What to do: Output the entire listing that follows verbatim.

Given information:
•••••

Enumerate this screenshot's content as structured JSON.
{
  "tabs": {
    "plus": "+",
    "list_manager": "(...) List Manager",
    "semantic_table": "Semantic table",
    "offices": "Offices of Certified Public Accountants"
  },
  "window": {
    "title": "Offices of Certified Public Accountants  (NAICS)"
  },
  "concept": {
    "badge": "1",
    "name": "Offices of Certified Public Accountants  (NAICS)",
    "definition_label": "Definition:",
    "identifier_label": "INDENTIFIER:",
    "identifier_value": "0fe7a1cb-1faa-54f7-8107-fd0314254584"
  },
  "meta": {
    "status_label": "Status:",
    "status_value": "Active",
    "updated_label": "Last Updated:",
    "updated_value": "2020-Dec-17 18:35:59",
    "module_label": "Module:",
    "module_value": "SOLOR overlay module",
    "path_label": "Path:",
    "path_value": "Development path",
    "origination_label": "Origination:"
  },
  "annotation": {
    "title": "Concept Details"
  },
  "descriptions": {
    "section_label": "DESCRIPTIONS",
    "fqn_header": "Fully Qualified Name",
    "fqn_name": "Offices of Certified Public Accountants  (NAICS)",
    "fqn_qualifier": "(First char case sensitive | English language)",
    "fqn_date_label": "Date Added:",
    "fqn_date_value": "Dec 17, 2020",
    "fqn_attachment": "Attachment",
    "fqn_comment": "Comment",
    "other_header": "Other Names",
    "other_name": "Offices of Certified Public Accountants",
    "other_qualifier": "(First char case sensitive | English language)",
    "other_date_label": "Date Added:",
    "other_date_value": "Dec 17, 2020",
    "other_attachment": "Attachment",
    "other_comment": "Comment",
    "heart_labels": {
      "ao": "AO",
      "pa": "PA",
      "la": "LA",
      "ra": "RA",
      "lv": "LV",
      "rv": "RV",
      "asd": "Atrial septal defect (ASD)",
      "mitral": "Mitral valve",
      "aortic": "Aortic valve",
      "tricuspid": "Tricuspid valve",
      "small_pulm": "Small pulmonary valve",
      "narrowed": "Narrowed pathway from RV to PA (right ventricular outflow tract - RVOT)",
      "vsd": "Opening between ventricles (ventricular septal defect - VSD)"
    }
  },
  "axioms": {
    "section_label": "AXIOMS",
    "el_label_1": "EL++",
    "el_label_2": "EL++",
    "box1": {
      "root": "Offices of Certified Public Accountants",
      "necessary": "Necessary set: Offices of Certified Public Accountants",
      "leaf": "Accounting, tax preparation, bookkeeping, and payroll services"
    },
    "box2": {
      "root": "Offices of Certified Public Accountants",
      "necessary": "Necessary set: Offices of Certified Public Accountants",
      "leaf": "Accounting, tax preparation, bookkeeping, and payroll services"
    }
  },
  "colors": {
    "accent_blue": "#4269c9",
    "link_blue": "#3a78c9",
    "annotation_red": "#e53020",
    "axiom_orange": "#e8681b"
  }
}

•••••

Answer below:
Enumerate this screenshot's content as structured JSON.
{
  "tabs": {
    "plus": "+",
    "list_manager": "(...) List Manager",
    "semantic_table": "Semantic table",
    "offices": "Offices of Certified Public Accountants"
  },
  "window": {
    "title": "Offices of Certified Public Accountants  (NAICS)"
  },
  "concept": {
    "badge": "1",
    "name": "Offices of Certified Public Accountants  (NAICS)",
    "definition_label": "Definition:",
    "identifier_label": "INDENTIFIER:",
    "identifier_value": "0fe7a1cb-1faa-54f7-8107-fd0314254584"
  },
  "meta": {
    "status_label": "Status:",
    "status_value": "Active",
    "updated_label": "Last Updated:",
    "updated_value": "2020-Dec-17 18:35:59",
    "module_label": "Module:",
    "module_value": "SOLOR overlay module",
    "path_label": "Path:",
    "path_value": "Development path",
    "origination_label": "Origination:"
  },
  "annotation": {
    "title": "Concept Details"
  },
  "descriptions": {
    "section_label": "DESCRIPTIONS",
    "fqn_header": "Fully Qualified Name",
    "fqn_name": "Offices of Certified Public Accountants  (NAICS)",
    "fqn_qualifier": "(First char case sensitive | English language)",
    "fqn_date_label": "Date Added:",
    "fqn_date_value": "Dec 17, 2020",
    "fqn_attachment": "Attachment",
    "fqn_comment": "Comment",
    "other_header": "Other Names",
    "other_name": "Offices of Certified Public Accountants",
    "other_qualifier": "(First char case sensitive | English language)",
    "other_date_label": "Date Added:",
    "other_date_value": "Dec 17, 2020",
    "other_attachment": "Attachment",
    "other_comment": "Comment",
    "heart_labels": {
      "ao": "AO",
      "pa": "PA",
      "la": "LA",
      "ra": "RA",
      "lv": "LV",
      "rv": "RV",
      "asd": "Atrial septal defect (ASD)",
      "mitral": "Mitral valve",
      "aortic": "Aortic valve",
      "tricuspid": "Tricuspid valve",
      "small_pulm": "Small pulmonary valve",
      "narrowed": "Narrowed pathway from RV to PA (right ventricular outflow tract - RVOT)",
      "vsd": "Opening between ventricles (ventricular septal defect - VSD)"
    }
  },
  "axioms": {
    "section_label": "AXIOMS",
    "el_label_1": "EL++",
    "el_label_2": "EL++",
    "box1": {
      "root": "Offices of Certified Public Accountants",
      "necessary": "Necessary set: Offices of Certified Public Accountants",
      "leaf": "Accounting, tax preparation, bookkeeping, and payroll services"
    },
    "box2": {
      "root": "Offices of Certified Public Accountants",
      "necessary": "Necessary set: Offices of Certified Public Accountants",
      "leaf": "Accounting, tax preparation, bookkeeping, and payroll services"
    }
  },
  "colors": {
    "accent_blue": "#4269c9",
    "link_blue": "#3a78c9",
    "annotation_red": "#e53020",
    "axiom_orange": "#e8681b"
  }
}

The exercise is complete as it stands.